Collection entries:
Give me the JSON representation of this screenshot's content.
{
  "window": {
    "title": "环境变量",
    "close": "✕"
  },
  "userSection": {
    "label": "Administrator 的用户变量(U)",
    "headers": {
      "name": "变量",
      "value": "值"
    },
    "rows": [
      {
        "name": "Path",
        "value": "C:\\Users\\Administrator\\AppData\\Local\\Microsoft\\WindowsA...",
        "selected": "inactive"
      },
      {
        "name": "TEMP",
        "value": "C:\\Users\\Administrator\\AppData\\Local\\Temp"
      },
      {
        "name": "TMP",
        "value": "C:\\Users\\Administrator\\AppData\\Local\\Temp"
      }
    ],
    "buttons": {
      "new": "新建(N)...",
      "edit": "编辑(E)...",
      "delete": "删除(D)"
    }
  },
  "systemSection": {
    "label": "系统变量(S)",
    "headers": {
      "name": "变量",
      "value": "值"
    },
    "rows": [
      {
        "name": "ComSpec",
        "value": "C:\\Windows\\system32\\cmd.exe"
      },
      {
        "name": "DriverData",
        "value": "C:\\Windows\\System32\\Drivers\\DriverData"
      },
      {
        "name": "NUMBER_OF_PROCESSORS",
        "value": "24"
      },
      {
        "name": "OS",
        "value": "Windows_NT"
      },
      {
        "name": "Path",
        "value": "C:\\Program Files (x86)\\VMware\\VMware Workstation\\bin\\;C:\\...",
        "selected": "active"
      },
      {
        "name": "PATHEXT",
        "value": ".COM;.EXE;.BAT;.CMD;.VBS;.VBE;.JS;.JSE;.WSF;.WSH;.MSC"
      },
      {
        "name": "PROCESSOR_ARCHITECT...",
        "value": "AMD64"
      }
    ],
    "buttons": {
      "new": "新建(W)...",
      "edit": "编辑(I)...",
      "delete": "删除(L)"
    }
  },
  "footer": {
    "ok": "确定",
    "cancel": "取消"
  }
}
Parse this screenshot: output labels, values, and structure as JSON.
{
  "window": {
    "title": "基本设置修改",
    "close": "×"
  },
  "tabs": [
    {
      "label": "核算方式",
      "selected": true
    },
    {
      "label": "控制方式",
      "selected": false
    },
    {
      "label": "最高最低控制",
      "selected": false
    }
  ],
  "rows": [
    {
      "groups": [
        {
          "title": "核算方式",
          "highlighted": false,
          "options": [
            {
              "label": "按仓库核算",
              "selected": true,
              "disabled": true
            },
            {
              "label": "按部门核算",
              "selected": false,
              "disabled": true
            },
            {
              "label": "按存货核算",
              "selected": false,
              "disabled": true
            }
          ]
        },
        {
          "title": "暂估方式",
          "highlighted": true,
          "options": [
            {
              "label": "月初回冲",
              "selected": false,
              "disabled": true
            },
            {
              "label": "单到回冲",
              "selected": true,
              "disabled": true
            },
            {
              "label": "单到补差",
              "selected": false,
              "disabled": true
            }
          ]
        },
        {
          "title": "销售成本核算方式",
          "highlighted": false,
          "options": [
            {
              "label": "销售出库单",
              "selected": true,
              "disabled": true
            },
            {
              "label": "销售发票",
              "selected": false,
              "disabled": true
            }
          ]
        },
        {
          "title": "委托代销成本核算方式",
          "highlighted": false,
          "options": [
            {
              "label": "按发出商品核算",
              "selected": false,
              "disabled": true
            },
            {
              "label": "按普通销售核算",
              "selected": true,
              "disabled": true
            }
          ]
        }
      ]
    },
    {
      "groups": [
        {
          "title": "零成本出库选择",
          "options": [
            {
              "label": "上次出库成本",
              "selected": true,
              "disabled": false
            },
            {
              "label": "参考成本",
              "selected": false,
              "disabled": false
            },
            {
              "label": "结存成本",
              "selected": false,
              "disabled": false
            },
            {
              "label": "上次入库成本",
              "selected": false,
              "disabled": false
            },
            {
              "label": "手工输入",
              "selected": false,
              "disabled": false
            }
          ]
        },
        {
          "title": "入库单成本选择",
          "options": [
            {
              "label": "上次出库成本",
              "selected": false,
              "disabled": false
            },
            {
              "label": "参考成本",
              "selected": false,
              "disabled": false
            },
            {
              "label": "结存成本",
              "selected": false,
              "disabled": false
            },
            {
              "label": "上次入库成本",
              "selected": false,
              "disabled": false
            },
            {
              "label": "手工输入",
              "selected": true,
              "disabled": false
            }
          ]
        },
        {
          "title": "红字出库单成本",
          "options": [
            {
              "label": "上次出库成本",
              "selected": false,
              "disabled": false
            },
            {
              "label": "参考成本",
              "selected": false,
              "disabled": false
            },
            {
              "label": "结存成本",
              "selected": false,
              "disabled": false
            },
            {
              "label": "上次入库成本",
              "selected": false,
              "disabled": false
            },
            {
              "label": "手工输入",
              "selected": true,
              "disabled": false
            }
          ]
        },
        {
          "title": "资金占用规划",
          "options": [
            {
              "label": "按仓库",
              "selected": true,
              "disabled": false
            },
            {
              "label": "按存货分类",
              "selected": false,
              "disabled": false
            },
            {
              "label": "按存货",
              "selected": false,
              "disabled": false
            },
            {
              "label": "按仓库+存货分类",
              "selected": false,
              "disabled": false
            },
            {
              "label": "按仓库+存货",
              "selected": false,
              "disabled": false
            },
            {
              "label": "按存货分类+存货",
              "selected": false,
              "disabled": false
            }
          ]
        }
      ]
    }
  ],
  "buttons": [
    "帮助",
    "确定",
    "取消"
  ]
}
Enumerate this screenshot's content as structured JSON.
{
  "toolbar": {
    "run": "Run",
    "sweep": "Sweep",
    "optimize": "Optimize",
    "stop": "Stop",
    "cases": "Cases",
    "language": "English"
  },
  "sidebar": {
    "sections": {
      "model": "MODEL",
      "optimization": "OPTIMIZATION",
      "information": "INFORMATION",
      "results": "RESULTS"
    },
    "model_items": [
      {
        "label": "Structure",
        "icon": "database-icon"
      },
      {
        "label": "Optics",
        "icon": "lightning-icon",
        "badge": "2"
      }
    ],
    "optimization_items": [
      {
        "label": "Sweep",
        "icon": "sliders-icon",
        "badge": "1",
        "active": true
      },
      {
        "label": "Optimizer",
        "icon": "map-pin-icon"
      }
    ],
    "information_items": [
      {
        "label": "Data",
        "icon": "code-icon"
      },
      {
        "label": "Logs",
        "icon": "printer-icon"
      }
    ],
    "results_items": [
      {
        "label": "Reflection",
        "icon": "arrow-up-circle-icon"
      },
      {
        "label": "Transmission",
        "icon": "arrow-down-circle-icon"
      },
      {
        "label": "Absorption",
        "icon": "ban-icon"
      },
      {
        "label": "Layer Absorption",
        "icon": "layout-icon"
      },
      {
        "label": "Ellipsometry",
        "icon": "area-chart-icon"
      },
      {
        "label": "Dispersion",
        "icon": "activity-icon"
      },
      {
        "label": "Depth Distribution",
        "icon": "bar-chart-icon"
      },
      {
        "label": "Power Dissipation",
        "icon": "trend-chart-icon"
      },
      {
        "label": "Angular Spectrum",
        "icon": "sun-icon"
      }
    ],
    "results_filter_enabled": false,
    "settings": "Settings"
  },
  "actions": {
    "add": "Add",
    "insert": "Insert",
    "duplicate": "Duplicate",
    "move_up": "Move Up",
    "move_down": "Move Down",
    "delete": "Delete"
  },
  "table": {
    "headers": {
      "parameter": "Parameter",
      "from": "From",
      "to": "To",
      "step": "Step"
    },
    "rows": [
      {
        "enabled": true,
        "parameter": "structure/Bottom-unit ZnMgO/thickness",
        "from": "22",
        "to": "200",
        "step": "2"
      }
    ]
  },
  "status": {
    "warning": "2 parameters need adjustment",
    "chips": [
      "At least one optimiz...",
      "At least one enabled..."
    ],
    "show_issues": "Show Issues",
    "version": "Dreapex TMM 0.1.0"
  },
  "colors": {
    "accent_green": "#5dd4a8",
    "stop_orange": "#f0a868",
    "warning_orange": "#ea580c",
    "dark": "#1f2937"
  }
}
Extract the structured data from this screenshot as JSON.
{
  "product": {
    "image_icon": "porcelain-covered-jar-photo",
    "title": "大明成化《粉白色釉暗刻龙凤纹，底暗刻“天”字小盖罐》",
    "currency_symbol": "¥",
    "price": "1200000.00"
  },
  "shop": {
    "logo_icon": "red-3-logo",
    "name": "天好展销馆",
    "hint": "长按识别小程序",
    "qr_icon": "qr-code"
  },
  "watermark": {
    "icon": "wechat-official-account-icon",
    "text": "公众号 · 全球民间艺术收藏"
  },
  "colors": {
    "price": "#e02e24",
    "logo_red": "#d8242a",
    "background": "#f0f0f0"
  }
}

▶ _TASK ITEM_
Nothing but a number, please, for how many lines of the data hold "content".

▶ _TASK OUTPUT_
2